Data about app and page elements
********************

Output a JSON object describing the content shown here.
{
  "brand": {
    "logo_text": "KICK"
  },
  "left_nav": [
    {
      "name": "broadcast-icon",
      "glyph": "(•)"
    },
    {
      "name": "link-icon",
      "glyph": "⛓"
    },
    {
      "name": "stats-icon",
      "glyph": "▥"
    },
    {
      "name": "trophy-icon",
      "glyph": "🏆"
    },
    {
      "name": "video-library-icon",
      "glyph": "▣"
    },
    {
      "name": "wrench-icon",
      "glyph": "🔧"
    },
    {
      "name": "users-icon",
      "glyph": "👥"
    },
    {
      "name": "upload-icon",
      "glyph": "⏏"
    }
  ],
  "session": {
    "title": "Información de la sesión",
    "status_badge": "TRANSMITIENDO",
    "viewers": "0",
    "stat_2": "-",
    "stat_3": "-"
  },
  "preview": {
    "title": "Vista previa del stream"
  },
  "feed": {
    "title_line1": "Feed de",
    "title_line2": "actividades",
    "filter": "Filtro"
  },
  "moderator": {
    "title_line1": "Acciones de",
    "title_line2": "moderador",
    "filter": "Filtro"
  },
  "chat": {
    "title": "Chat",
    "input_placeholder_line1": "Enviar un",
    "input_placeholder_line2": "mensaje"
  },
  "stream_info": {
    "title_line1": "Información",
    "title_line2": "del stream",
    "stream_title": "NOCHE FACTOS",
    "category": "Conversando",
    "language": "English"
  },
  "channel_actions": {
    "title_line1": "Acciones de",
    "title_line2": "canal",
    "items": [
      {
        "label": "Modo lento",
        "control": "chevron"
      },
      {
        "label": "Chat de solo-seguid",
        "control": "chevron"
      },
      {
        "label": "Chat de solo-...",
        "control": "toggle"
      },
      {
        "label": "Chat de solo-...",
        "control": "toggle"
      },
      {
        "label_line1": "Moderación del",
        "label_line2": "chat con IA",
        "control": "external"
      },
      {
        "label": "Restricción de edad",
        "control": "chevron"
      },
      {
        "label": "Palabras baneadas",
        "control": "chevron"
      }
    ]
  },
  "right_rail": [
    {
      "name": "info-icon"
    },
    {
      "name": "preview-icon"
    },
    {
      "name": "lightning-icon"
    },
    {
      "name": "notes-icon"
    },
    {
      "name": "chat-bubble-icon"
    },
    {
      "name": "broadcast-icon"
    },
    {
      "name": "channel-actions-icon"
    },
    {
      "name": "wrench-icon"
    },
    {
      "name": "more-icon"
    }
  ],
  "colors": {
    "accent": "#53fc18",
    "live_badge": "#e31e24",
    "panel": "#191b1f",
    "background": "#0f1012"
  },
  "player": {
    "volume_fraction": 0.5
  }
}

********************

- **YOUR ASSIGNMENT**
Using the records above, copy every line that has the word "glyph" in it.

- **TASK SOLUTION**
      "glyph": "(•)"
      "glyph": "⛓"
      "glyph": "▥"
      "glyph": "🏆"
      "glyph": "▣"
      "glyph": "🔧"
      "glyph": "👥"
      "glyph": "⏏"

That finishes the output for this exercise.